“ Lost Toronto”—employing detailed archival photographs, this recaptures the city’s lost theatres, sporting venues, bars, restaurants and shops. The richly illustrated book brings some of Toronto’s most remarkable buildings and much-loved venues back to life. From the loss of John Strachan’s Bishop’s Palace in 1890 to the scrapping of the S. S. Cayuga in 1960 and the closure of the HMV Superstore in 2017, these pages cover more than 150 years of the city’s built heritage to reveal a Toronto that once was.
“Toronto’s Theatres and the Golden Age of the Silver Screen,” explores 50 of Toronto’s old theatres and contains over 80 archival photographs of the facades, marquees and interiors of the theatres. It relates anecdotes and stories by the author and others who personally experienced these grand old movie houses. To place an order for this book, published by History Press:
Book also available in most book stores such as Chapter/Indigo, the Bell Lightbox and AGO Book Shop. (ISBN 978.1.62619.450.2) and may also be purchased on Amazon.com.
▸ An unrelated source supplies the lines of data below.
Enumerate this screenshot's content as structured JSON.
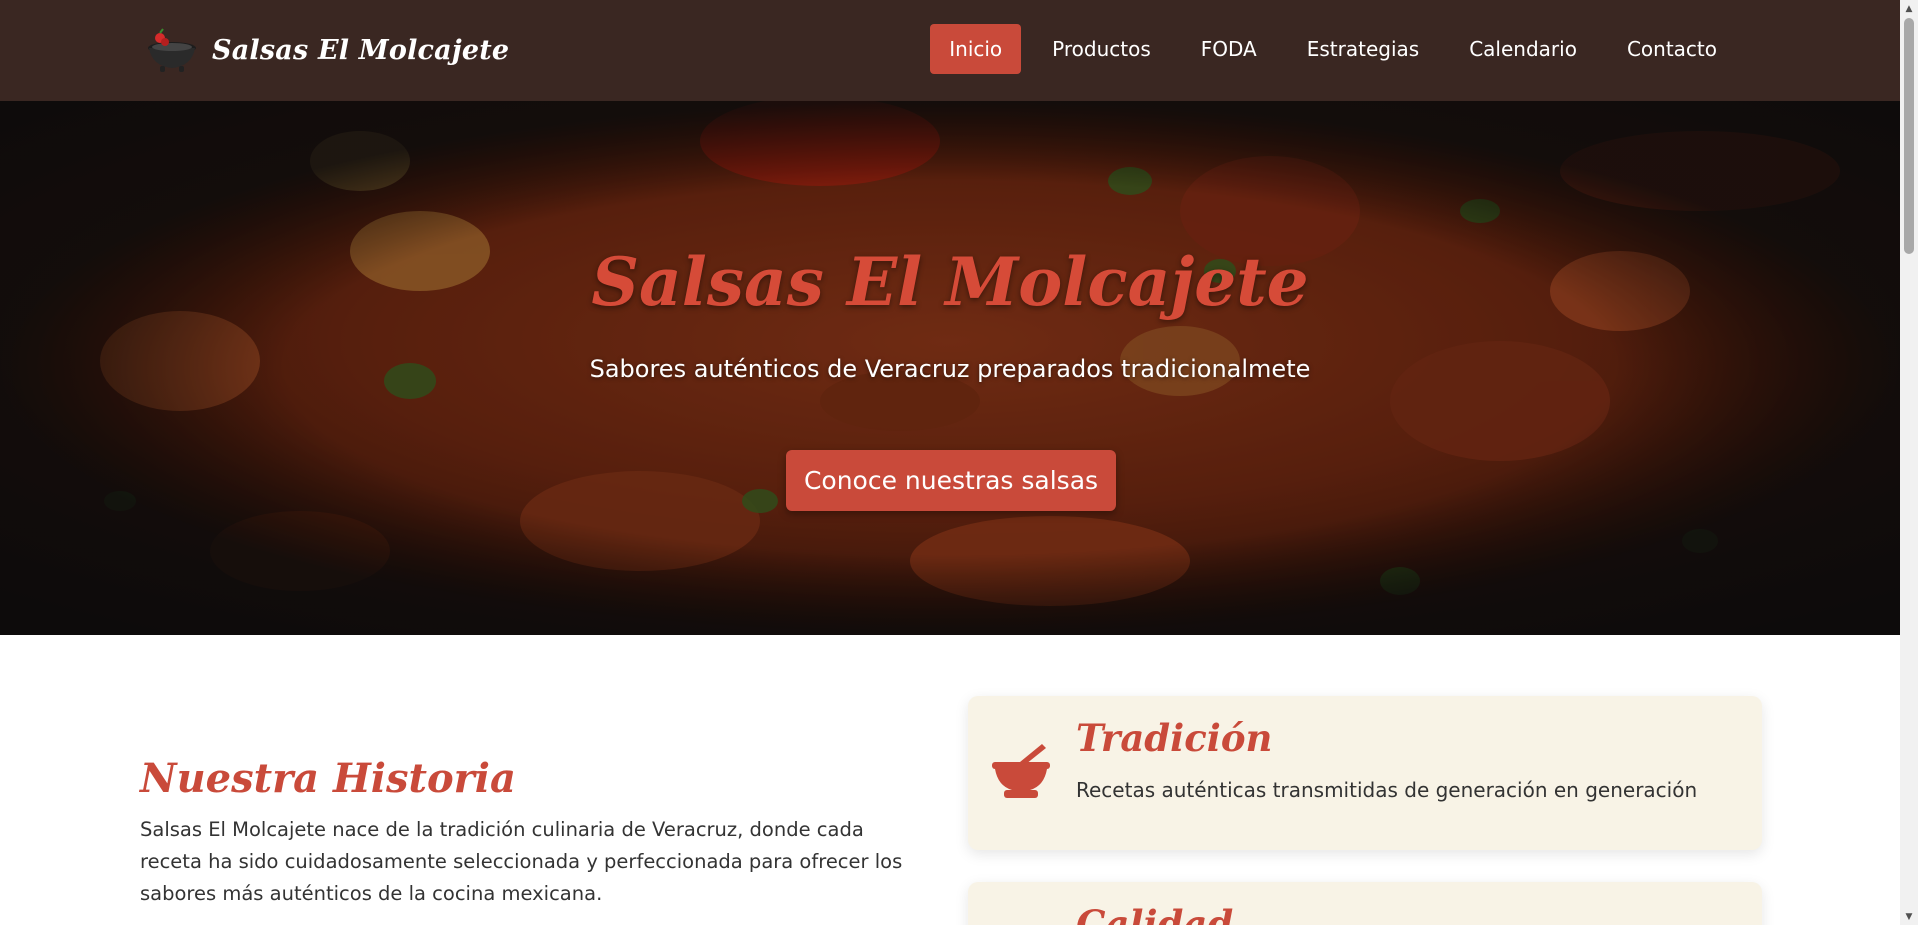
{
  "navbar": {
    "brand_name": "Salsas El Molcajete",
    "logo_icon": "molcajete-logo-icon",
    "links": [
      {
        "label": "Inicio",
        "active": true
      },
      {
        "label": "Productos",
        "active": false
      },
      {
        "label": "FODA",
        "active": false
      },
      {
        "label": "Estrategias",
        "active": false
      },
      {
        "label": "Calendario",
        "active": false
      },
      {
        "label": "Contacto",
        "active": false
      }
    ]
  },
  "hero": {
    "title": "Salsas El Molcajete",
    "subtitle": "Sabores auténticos de Veracruz preparados tradicionalmete",
    "cta_label": "Conoce nuestras salsas"
  },
  "story": {
    "title": "Nuestra Historia",
    "text": "Salsas El Molcajete nace de la tradición culinaria de Veracruz, donde cada receta ha sido cuidadosamente seleccionada y perfeccionada para ofrecer los sabores más auténticos de la cocina mexicana."
  },
  "features": [
    {
      "icon": "mortar-pestle-icon",
      "title": "Tradición",
      "text": "Recetas auténticas transmitidas de generación en generación"
    },
    {
      "icon": "",
      "title": "Calidad",
      "text": ""
    }
  ],
  "colors": {
    "navbar_bg": "#3a2722",
    "accent": "#c94a3a",
    "card_bg": "#f8f3e6"
  }
}
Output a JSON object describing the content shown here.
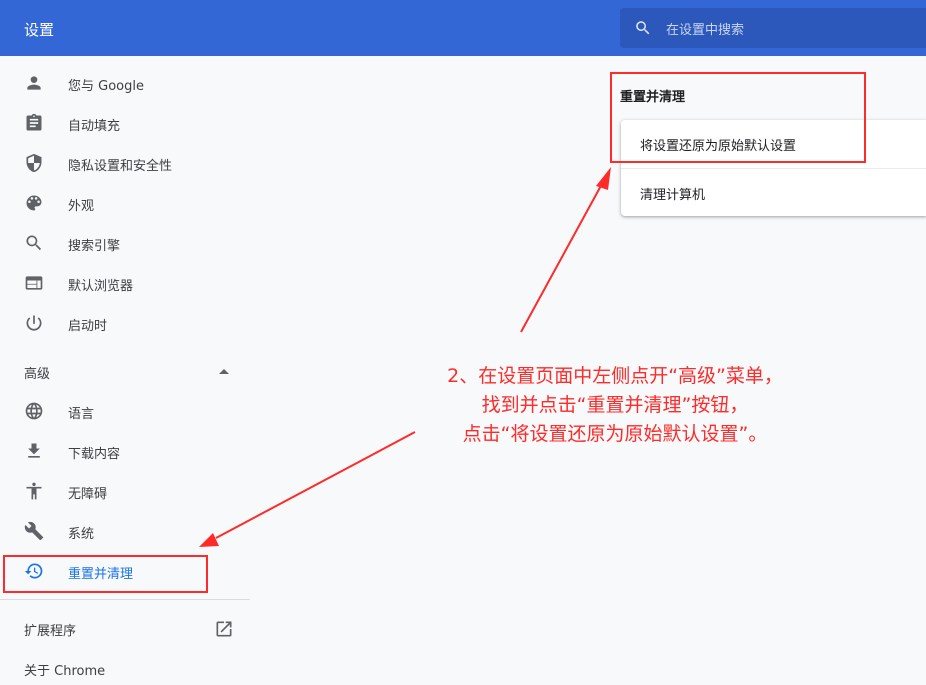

“Toronto’s Movie Theatres of Yesteryear—Brought Back to Thrill You Again” explores 81 theatres. It contains over 125 archival photographs, with interesting anecdotes about these grand old theatres and their fascinating histories. Note: an article on this book was published in Toronto Life Magazine, October 2016 issue.
For a link to the article published by Toronto Life Magazine: torontolife.com/…/photos-old-cinemas-doug–taylor–toronto-local-movie-theatres-of-y…
The book is available at local book stores throughout Toronto or for a link to order this book: https://www.dundurn.com/books/Torontos-Local-Movie-Theatres-Yesteryear
“Toronto Then and Now,” published by Pavilion Press (London, England) explores 75 of the city’s heritage sites. It contains archival and modern photos that allow readers to compare scenes and discover how they have changed over the decades. Note: a review of this book was published in Spacing Magazine, October 2016. For a link to this review:
For further information on ordering this book, follow the link to Amazon.com here or contact the publisher directly by the link below: